The entries below should appear again in your reply, word for word.

[[ Exercise materials open ]]

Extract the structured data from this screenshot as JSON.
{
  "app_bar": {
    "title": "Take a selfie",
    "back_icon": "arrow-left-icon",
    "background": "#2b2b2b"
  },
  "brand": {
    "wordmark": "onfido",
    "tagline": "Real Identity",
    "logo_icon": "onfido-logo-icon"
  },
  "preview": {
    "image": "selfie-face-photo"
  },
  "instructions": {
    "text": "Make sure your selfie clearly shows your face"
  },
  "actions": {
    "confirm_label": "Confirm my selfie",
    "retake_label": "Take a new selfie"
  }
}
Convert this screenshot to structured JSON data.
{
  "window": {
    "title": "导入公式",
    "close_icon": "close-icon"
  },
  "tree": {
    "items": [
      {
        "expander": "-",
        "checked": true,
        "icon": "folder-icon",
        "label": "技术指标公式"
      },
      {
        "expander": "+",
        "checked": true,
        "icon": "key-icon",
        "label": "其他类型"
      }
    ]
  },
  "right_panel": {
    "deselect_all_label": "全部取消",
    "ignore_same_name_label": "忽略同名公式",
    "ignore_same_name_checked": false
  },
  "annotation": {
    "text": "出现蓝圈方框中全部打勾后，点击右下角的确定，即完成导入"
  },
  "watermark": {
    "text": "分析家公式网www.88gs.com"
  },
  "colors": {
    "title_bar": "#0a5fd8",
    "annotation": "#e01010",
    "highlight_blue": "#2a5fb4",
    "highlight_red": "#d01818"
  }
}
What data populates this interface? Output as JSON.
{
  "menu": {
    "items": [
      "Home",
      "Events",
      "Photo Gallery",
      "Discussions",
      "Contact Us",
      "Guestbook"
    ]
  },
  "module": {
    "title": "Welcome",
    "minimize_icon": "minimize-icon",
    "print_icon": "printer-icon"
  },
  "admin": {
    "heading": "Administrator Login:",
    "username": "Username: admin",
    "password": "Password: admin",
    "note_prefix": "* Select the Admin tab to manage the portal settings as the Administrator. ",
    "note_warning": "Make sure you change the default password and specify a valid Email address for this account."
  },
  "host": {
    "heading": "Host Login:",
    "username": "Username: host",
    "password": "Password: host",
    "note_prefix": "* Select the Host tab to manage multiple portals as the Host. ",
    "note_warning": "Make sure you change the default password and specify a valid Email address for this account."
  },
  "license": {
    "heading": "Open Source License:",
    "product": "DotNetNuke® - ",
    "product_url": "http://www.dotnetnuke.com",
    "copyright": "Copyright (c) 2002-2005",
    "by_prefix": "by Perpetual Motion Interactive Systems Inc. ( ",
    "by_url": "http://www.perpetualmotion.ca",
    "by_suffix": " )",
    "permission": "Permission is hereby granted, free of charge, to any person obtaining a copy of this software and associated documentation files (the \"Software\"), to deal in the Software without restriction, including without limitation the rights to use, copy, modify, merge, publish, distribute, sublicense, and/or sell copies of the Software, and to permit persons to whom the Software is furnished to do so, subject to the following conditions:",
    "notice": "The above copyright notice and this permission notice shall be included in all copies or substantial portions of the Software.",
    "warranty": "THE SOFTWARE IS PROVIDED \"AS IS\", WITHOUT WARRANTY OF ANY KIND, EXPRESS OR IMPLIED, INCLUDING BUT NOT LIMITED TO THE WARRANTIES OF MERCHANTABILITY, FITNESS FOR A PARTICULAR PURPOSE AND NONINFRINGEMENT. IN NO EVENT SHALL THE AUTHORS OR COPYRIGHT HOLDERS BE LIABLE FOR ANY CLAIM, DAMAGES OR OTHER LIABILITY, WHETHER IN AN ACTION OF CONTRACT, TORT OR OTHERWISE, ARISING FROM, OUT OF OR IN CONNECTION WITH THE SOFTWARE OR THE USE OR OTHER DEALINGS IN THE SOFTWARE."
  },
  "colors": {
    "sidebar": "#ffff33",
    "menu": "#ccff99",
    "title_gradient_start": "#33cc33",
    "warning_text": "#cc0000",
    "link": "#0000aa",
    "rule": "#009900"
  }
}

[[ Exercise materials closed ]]

** Solved exercise **
Extract the structured data from this screenshot as JSON.
{
  "app_bar": {
    "title": "Take a selfie",
    "back_icon": "arrow-left-icon",
    "background": "#2b2b2b"
  },
  "brand": {
    "wordmark": "onfido",
    "tagline": "Real Identity",
    "logo_icon": "onfido-logo-icon"
  },
  "preview": {
    "image": "selfie-face-photo"
  },
  "instructions": {
    "text": "Make sure your selfie clearly shows your face"
  },
  "actions": {
    "confirm_label": "Confirm my selfie",
    "retake_label": "Take a new selfie"
  }
}
Convert this screenshot to structured JSON data.
{
  "window": {
    "title": "导入公式",
    "close_icon": "close-icon"
  },
  "tree": {
    "items": [
      {
        "expander": "-",
        "checked": true,
        "icon": "folder-icon",
        "label": "技术指标公式"
      },
      {
        "expander": "+",
        "checked": true,
        "icon": "key-icon",
        "label": "其他类型"
      }
    ]
  },
  "right_panel": {
    "deselect_all_label": "全部取消",
    "ignore_same_name_label": "忽略同名公式",
    "ignore_same_name_checked": false
  },
  "annotation": {
    "text": "出现蓝圈方框中全部打勾后，点击右下角的确定，即完成导入"
  },
  "watermark": {
    "text": "分析家公式网www.88gs.com"
  },
  "colors": {
    "title_bar": "#0a5fd8",
    "annotation": "#e01010",
    "highlight_blue": "#2a5fb4",
    "highlight_red": "#d01818"
  }
}
What data populates this interface? Output as JSON.
{
  "menu": {
    "items": [
      "Home",
      "Events",
      "Photo Gallery",
      "Discussions",
      "Contact Us",
      "Guestbook"
    ]
  },
  "module": {
    "title": "Welcome",
    "minimize_icon": "minimize-icon",
    "print_icon": "printer-icon"
  },
  "admin": {
    "heading": "Administrator Login:",
    "username": "Username: admin",
    "password": "Password: admin",
    "note_prefix": "* Select the Admin tab to manage the portal settings as the Administrator. ",
    "note_warning": "Make sure you change the default password and specify a valid Email address for this account."
  },
  "host": {
    "heading": "Host Login:",
    "username": "Username: host",
    "password": "Password: host",
    "note_prefix": "* Select the Host tab to manage multiple portals as the Host. ",
    "note_warning": "Make sure you change the default password and specify a valid Email address for this account."
  },
  "license": {
    "heading": "Open Source License:",
    "product": "DotNetNuke® - ",
    "product_url": "http://www.dotnetnuke.com",
    "copyright": "Copyright (c) 2002-2005",
    "by_prefix": "by Perpetual Motion Interactive Systems Inc. ( ",
    "by_url": "http://www.perpetualmotion.ca",
    "by_suffix": " )",
    "permission": "Permission is hereby granted, free of charge, to any person obtaining a copy of this software and associated documentation files (the \"Software\"), to deal in the Software without restriction, including without limitation the rights to use, copy, modify, merge, publish, distribute, sublicense, and/or sell copies of the Software, and to permit persons to whom the Software is furnished to do so, subject to the following conditions:",
    "notice": "The above copyright notice and this permission notice shall be included in all copies or substantial portions of the Software.",
    "warranty": "THE SOFTWARE IS PROVIDED \"AS IS\", WITHOUT WARRANTY OF ANY KIND, EXPRESS OR IMPLIED, INCLUDING BUT NOT LIMITED TO THE WARRANTIES OF MERCHANTABILITY, FITNESS FOR A PARTICULAR PURPOSE AND NONINFRINGEMENT. IN NO EVENT SHALL THE AUTHORS OR COPYRIGHT HOLDERS BE LIABLE FOR ANY CLAIM, DAMAGES OR OTHER LIABILITY, WHETHER IN AN ACTION OF CONTRACT, TORT OR OTHERWISE, ARISING FROM, OUT OF OR IN CONNECTION WITH THE SOFTWARE OR THE USE OR OTHER DEALINGS IN THE SOFTWARE."
  },
  "colors": {
    "sidebar": "#ffff33",
    "menu": "#ccff99",
    "title_gradient_start": "#33cc33",
    "warning_text": "#cc0000",
    "link": "#0000aa",
    "rule": "#009900"
  }
}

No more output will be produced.